• BRIEF:
Lines before the one containing "What data populates" are left out; return that line and all lines after it, exactly, through the end of the records below.

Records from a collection
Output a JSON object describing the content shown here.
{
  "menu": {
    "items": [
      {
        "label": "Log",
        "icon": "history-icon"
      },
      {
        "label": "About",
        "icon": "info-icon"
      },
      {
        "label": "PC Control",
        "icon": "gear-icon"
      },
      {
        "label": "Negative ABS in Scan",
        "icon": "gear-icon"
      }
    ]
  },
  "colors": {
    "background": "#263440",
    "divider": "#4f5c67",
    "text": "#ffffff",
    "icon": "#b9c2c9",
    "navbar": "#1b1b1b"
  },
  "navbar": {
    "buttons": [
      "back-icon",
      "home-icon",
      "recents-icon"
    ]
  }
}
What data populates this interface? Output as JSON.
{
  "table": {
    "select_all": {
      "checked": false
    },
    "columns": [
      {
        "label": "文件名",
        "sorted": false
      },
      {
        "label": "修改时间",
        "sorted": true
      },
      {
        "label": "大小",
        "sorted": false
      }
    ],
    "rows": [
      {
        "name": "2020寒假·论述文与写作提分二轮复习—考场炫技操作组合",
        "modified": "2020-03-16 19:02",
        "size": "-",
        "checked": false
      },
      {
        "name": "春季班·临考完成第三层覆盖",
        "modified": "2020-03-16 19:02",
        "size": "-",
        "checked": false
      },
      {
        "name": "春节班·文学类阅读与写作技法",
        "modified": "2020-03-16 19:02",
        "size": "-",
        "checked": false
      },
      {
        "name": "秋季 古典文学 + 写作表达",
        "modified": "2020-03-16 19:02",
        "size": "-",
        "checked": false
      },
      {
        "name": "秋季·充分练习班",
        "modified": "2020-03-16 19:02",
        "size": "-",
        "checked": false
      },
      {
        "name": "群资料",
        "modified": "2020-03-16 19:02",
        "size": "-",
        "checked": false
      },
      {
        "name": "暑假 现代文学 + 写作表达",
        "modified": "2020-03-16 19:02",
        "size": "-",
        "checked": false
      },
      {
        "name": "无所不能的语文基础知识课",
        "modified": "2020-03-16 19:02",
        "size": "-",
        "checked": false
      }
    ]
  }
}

• TASK RESPONSE:
What data populates this interface? Output as JSON.
{
  "table": {
    "select_all": {
      "checked": false
    },
    "columns": [
      {
        "label": "文件名",
        "sorted": false
      },
      {
        "label": "修改时间",
        "sorted": true
      },
      {
        "label": "大小",
        "sorted": false
      }
    ],
    "rows": [
      {
        "name": "2020寒假·论述文与写作提分二轮复习—考场炫技操作组合",
        "modified": "2020-03-16 19:02",
        "size": "-",
        "checked": false
      },
      {
        "name": "春季班·临考完成第三层覆盖",
        "modified": "2020-03-16 19:02",
        "size": "-",
        "checked": false
      },
      {
        "name": "春节班·文学类阅读与写作技法",
        "modified": "2020-03-16 19:02",
        "size": "-",
        "checked": false
      },
      {
        "name": "秋季 古典文学 + 写作表达",
        "modified": "2020-03-16 19:02",
        "size": "-",
        "checked": false
      },
      {
        "name": "秋季·充分练习班",
        "modified": "2020-03-16 19:02",
        "size": "-",
        "checked": false
      },
      {
        "name": "群资料",
        "modified": "2020-03-16 19:02",
        "size": "-",
        "checked": false
      },
      {
        "name": "暑假 现代文学 + 写作表达",
        "modified": "2020-03-16 19:02",
        "size": "-",
        "checked": false
      },
      {
        "name": "无所不能的语文基础知识课",
        "modified": "2020-03-16 19:02",
        "size": "-",
        "checked": false
      }
    ]
  }
}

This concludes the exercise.